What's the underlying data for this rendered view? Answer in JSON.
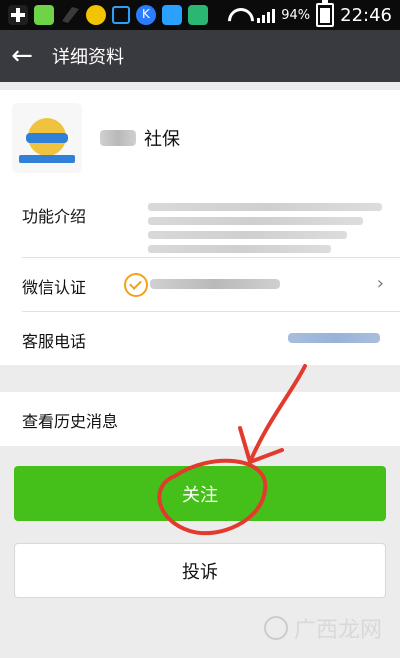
{
  "status": {
    "battery": "94%",
    "time": "22:46",
    "icons": [
      "add-icon",
      "app-icon",
      "leaf-icon",
      "yellow-app-icon",
      "lock-icon",
      "k-app-icon",
      "download-icon",
      "image-icon"
    ]
  },
  "header": {
    "back_icon": "back-arrow-icon",
    "title": "详细资料"
  },
  "profile": {
    "name_visible": "社保"
  },
  "info": {
    "function_label": "功能介绍",
    "verify_label": "微信认证",
    "phone_label": "客服电话"
  },
  "actions": {
    "history_label": "查看历史消息",
    "follow_label": "关注",
    "report_label": "投诉"
  },
  "watermark": {
    "text": "广西龙网"
  },
  "colors": {
    "header_bg": "#393a3f",
    "follow_bg": "#45c01a",
    "annotation_red": "#e23b2e",
    "verify_orange": "#f3a11b"
  }
}
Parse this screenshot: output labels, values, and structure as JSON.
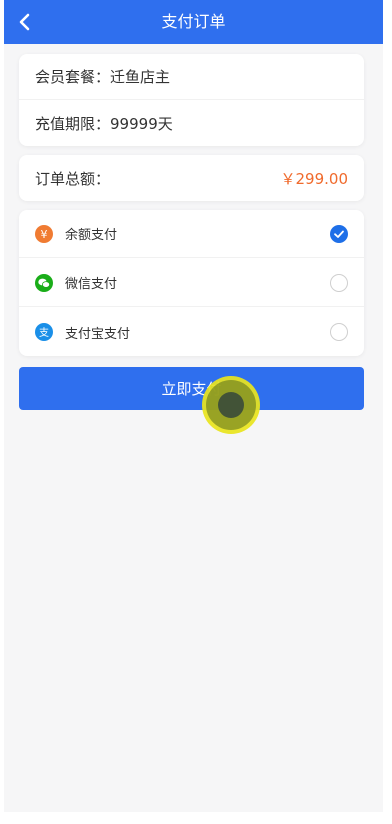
{
  "header": {
    "title": "支付订单",
    "back_icon": "chevron-left-icon"
  },
  "order_info": {
    "package_label": "会员套餐：",
    "package_value": "迁鱼店主",
    "period_label": "充值期限：",
    "period_value": "99999天"
  },
  "total": {
    "label": "订单总额：",
    "amount": "￥299.00"
  },
  "payment_methods": [
    {
      "label": "余额支付",
      "icon": "yen-balance-icon",
      "color": "#f07b32",
      "selected": true
    },
    {
      "label": "微信支付",
      "icon": "wechat-icon",
      "color": "#1aad19",
      "selected": false
    },
    {
      "label": "支付宝支付",
      "icon": "alipay-icon",
      "color": "#1a8fe8",
      "selected": false
    }
  ],
  "pay_button": {
    "label": "立即支付"
  },
  "colors": {
    "primary": "#2f6fee",
    "amount": "#f06a2c",
    "selected_radio": "#1e6fe8"
  }
}
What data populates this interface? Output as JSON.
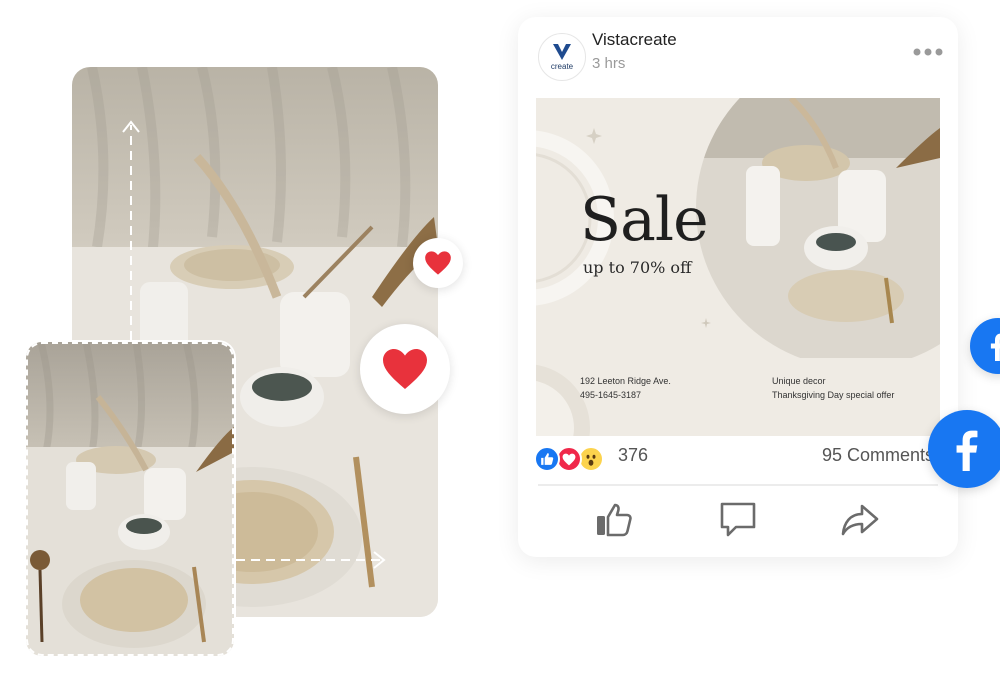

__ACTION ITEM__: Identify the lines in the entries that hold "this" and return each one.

__EXERCISE OUTPUT__:
What's the underlying data for this rendered view? Answer in JSON.
Parse this screenshot: output labels, values, and structure as JSON.
What data populates this interface? Output as JSON.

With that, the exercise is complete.